Data for the task:
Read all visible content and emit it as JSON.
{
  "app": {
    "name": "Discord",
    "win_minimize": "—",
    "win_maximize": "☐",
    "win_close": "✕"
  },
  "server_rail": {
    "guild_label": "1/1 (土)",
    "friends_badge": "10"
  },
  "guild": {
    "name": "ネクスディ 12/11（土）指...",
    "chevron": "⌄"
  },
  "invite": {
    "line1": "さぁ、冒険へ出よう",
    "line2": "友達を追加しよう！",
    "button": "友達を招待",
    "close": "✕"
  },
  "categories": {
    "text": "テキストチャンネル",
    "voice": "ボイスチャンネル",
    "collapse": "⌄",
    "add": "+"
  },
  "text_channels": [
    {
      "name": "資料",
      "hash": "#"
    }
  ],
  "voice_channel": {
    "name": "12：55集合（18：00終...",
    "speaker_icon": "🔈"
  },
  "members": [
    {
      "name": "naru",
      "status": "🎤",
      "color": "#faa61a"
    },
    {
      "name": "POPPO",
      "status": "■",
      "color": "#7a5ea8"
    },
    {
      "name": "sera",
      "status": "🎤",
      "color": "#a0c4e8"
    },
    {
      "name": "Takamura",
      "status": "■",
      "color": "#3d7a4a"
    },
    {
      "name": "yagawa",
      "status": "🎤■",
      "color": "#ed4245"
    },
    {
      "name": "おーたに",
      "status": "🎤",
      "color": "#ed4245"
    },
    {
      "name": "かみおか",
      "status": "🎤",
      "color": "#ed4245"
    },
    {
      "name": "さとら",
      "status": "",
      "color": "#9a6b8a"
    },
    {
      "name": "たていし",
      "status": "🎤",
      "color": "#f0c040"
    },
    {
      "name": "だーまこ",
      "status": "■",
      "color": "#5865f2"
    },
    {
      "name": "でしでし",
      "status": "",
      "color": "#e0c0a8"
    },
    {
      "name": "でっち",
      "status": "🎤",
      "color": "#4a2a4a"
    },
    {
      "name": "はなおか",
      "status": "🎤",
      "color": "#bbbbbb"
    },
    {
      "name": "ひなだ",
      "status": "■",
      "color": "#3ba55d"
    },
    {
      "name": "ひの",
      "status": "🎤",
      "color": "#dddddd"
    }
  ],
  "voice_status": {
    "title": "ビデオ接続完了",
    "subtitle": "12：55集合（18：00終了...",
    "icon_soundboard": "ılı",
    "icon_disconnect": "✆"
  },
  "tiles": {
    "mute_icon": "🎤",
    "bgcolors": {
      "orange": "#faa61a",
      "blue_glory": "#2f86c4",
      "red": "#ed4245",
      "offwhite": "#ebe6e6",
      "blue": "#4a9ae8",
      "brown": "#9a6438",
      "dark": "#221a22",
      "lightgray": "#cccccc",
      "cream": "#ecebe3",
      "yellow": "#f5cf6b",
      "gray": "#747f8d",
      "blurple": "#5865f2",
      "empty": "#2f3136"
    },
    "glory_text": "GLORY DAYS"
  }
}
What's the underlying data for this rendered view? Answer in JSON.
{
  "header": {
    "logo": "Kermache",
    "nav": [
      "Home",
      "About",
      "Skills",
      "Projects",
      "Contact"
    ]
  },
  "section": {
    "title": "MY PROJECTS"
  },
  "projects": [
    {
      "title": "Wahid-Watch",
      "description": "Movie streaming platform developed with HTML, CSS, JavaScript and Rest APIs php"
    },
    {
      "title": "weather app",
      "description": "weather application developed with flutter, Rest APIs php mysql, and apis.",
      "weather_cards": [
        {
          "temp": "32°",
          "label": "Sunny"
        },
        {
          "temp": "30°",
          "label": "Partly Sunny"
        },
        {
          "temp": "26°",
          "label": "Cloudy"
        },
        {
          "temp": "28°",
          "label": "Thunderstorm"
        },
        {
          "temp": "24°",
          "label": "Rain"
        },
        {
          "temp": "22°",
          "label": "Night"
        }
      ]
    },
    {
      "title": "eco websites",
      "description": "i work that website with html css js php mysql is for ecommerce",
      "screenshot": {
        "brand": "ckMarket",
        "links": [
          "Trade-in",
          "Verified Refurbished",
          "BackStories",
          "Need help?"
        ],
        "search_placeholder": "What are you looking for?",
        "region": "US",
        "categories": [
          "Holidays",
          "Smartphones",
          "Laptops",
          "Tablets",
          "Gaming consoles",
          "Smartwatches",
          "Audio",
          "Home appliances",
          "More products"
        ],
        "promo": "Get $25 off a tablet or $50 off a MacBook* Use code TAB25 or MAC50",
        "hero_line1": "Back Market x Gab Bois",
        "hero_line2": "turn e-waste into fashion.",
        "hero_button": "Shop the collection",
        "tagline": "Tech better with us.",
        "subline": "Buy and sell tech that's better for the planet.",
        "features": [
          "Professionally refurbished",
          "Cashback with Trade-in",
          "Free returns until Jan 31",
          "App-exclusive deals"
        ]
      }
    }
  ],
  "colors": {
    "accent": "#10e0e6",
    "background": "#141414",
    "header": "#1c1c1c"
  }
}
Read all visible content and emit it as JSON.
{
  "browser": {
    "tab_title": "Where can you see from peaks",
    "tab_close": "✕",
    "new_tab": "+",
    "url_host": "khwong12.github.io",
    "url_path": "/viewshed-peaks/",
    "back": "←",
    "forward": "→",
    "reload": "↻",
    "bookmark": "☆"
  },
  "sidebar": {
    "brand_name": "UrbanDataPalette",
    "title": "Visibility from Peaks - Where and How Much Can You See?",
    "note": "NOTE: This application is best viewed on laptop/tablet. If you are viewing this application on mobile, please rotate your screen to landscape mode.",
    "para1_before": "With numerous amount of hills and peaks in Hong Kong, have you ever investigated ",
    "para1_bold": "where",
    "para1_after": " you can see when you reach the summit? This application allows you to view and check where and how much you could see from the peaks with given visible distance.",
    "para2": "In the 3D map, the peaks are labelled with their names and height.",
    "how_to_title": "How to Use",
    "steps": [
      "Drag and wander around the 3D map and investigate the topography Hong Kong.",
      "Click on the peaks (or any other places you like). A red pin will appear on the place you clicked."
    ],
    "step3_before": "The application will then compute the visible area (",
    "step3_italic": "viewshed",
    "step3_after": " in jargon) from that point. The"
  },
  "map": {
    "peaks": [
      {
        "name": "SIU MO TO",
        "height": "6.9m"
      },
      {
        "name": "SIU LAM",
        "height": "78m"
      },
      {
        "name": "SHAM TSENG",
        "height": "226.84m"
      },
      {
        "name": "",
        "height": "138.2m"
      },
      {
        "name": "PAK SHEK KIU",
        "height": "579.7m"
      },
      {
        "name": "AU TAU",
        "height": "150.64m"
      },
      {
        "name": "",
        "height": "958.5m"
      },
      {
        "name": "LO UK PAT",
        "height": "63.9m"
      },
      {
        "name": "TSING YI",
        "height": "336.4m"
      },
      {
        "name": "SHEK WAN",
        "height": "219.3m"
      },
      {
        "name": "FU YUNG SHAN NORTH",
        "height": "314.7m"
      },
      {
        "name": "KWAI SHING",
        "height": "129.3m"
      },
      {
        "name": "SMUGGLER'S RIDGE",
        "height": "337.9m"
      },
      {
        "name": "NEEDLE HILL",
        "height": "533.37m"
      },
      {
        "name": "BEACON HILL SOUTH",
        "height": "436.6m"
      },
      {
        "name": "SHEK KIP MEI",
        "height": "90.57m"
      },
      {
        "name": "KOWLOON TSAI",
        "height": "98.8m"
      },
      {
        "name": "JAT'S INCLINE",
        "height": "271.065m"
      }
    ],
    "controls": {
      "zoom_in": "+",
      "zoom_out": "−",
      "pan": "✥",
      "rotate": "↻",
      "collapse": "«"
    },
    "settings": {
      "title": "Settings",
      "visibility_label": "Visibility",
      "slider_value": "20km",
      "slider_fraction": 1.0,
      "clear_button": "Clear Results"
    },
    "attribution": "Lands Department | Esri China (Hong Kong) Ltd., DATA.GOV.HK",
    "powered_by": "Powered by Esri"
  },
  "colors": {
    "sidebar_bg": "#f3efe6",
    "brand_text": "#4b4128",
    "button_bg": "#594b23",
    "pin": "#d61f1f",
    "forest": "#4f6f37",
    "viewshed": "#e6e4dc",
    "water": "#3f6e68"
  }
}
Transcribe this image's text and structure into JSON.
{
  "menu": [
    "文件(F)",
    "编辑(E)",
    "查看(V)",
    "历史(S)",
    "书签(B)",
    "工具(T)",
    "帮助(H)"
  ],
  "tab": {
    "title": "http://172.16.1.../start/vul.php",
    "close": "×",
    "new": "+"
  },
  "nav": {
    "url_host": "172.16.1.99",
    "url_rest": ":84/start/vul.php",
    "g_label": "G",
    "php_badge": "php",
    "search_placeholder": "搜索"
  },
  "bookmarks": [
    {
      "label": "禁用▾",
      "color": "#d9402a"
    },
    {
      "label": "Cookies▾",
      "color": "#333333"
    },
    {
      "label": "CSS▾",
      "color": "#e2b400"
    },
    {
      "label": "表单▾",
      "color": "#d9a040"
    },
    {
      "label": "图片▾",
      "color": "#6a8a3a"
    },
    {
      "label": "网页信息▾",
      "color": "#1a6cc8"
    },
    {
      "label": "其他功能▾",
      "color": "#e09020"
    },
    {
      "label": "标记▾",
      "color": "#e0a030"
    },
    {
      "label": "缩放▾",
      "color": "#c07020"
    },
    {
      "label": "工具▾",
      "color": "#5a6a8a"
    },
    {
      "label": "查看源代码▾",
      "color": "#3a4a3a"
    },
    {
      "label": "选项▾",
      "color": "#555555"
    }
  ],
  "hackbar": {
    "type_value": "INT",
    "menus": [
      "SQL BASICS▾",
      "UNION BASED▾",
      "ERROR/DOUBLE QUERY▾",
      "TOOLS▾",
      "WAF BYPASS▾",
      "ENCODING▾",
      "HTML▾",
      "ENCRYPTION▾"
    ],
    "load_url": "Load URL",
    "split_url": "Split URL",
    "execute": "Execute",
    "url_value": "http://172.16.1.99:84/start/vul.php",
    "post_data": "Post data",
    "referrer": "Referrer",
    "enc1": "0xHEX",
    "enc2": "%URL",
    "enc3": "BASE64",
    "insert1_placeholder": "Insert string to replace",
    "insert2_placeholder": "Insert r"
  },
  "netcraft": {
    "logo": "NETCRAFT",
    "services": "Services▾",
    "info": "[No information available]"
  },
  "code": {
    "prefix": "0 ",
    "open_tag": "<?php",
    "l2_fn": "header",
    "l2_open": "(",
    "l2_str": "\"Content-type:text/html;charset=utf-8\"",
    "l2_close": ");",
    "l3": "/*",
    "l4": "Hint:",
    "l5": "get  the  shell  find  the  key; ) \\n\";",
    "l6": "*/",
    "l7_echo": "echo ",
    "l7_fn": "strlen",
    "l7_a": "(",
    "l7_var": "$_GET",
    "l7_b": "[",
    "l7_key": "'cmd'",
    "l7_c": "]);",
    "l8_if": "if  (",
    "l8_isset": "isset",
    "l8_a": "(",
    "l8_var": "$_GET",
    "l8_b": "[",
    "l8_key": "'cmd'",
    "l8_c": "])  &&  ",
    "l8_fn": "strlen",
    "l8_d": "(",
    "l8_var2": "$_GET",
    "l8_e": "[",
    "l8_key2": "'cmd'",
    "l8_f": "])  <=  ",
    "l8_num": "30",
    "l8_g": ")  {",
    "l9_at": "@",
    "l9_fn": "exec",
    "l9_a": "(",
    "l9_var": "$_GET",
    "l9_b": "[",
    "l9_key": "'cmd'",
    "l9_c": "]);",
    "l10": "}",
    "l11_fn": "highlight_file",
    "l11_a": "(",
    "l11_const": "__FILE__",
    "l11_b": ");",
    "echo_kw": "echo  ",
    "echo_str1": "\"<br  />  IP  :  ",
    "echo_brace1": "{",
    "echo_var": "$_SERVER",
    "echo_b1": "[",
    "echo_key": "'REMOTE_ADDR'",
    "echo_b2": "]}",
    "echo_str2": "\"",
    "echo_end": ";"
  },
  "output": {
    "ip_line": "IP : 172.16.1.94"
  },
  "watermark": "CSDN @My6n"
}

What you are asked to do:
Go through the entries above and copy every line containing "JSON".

Worked solution:
Read all visible content and emit it as JSON.
What's the underlying data for this rendered view? Answer in JSON.
Read all visible content and emit it as JSON.
Transcribe this image's text and structure into JSON.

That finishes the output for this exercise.